What Type of Services do Oral Surgeons Provide?
Updated: May 19
Oral surgery is a highly specialized field that requires significant expertise and training. To become an oral and maxillofacial surgeon, one must first complete dental school before embarking on an additional 4 to 6 years of hospital-based residency training. This extensive training provides oral surgeons with the necessary skills to treat a wide range of issues related to the hard and soft tissues of the face, mouth, and jaws. They are also adept at performing complex procedures, such as dental implant placement and facial reconstructive surgery.
During their residency, oral surgeons receive comprehensive training in the intricate details of surgeries that involve the maxilla, mandible, and nasal cavity. In addition, they gain knowledge and expertise in a variety of related fields, including internal medicine, anesthesiology, and otolaryngology. They are also well-versed in the performance of oral plastic surgery and therapy. With their specialized training and experience, oral surgeons are capable of diagnosing and treating a vast array of jaw and facial issues.
This blog will talk about some of the most common oral surgical procedures provided by an oral and maxillofacial surgeon.
Oral surgery incorporates dental implants as one of its procedures. The purpose of dental implants is to replace missing teeth, and this involves the insertion of screw-shaped surgical fixtures into the jawbone. An incision on the gums is made to access the jawbone and place the implant into the intended area. Dental implants are used to replace either one tooth or the entire set of teeth.
Patients who seek dental implants undergo an oral surgery consultation, which involves a comprehensive oral examination. During this consultation, the oral surgeon assesses the quality of the bone and the number of missing teeth to develop a custom treatment plan that suits the patient's individual needs.
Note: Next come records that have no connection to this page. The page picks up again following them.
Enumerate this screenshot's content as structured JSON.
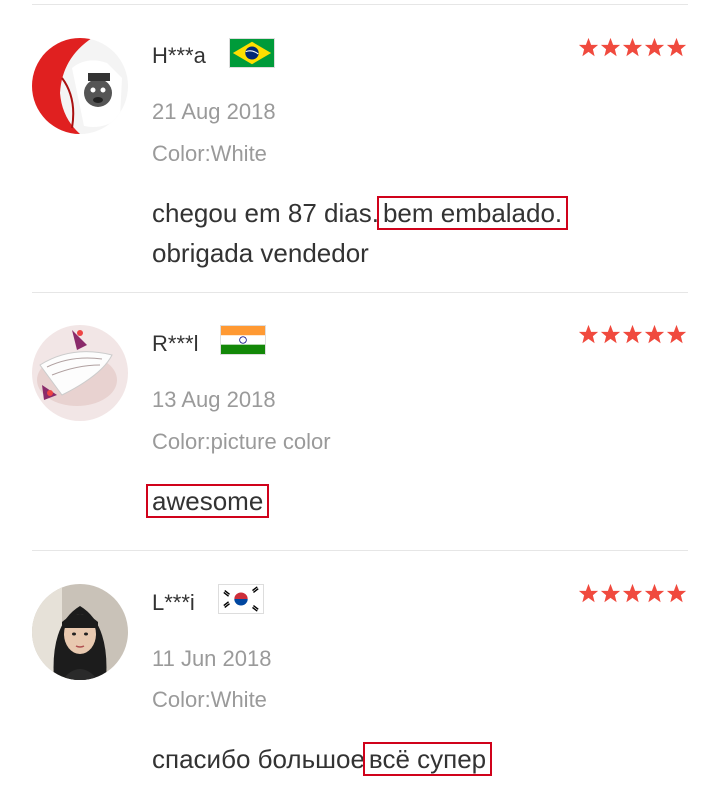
{
  "reviews": [
    {
      "name": "H***a",
      "country_flag": "brazil-flag",
      "rating": 5,
      "date": "21 Aug 2018",
      "color": "Color:White",
      "text_plain": "chegou em 87 dias.",
      "text_highlight": "bem embalado.",
      "text_line2": "obrigada vendedor"
    },
    {
      "name": "R***l",
      "country_flag": "india-flag",
      "rating": 5,
      "date": "13 Aug 2018",
      "color": "Color:picture color",
      "text_highlight": "awesome"
    },
    {
      "name": "L***i",
      "country_flag": "south-korea-flag",
      "rating": 5,
      "date": "11 Jun 2018",
      "color": "Color:White",
      "text_plain": "спасибо большое",
      "text_highlight": "всё супер"
    }
  ],
  "colors": {
    "star": "#f04a3e",
    "highlight_border": "#d0021b",
    "meta_text": "#9a9a9a"
  }
}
The oral surgical procedure for dental implant placement begins with the administration of local anesthesia. Following this, the oral surgeon makes a small incision on the gum area and reflects the gums to expose the underlying bone. A series of specialized dental implant drills are used to create a hole for the implant's placement. After the implant is put into place, the gums are separated back to their original position, and the surgical site is sutured and allowed to heal.
Dental implants need 3-6 months to integrate with the jawbone. During this healing phase, patients are scheduled for regular appointments to ensure the success of their dental implant treatment. Once the implants are firmly attached to the jawbone, they provide a foundation for dental crowns, bridges, and even dentures.
This rehabilitative oral surgical procedure has several benefits, including restoring optimal chewing capabilities, speech, and revitalizing your smile.
Bone grafting is a type of minor oral surgery procedure that is performed when there is insufficient jawbone present. It is commonly carried out before a dental implant placement to ensure there is enough bone height and width to support the implant. Additionally, bone grafting can help reconstruct the jawbone after it has been damaged by gum disease.
To regenerate lost bone, oral surgeons may use different types of grafting materials such as autografts (from your own bone), allografts (from another human being), allopasts (synthetic bone grafts), or xenografts (animal bone grafts). The choice of grafting material depends on the specific needs of the patient and the preferences of the oral surgeon.
Sinus lift or sinus augmentation is an oral surgery procedure that creates more space for the formation of new bone. This procedure is typically performed to make enough room for dental implant placement, as without it, the dental implant may not integrate properly. Sinus lift is usually performed when there is insufficient jawbone in the maxillary region to support a dental implant.
To perform a sinus lift, the oral surgeon first administers appropriate anesthesia. Then, they make two incisions on the back portion of the upper gums to expose the bone and sinus floor to reach the sinus membrane. Next, the membrane is gently lifted, and a bone graft is applied to promote new bone growth. Finally, the surgical site is closed using sutures.
Tooth extraction is a common oral surgery procedure performed worldwide. It is often necessary to remove teeth that are affected by dental decay, gum disease, or for orthodontic reasons. Tooth extraction is typically done using forceps and dental elevators under local anesthesia.
Wisdom Teeth Removal
Wisdom teeth, also known as third molars, can cause pain and complications when they erupt erratically, become impacted, or infected. Removing them requires a higher level of expertise, which can be provided by an oral surgeon. The procedure is typically done with local anesthesia, but in complex cases, general anesthesia may be advised.
The surgeon begins by making an incision around the tooth, reflecting the gums, and exposing the jawbone. If the tooth is impacted, the surgeon may need to remove some bone using specialized instruments and drills. In simpler cases, the tooth may be removed entirely or in sections. Once the tooth is removed, the surgeon checks the area to ensure complete removal and sutures the gums closed.
If you require a dental implant, tooth removal, or jawbone fracture repair, consult with our board-certified oral surgeon today. If you have any questions or want to know more about our services, contact us, and our team of dental professionals will be happy to help.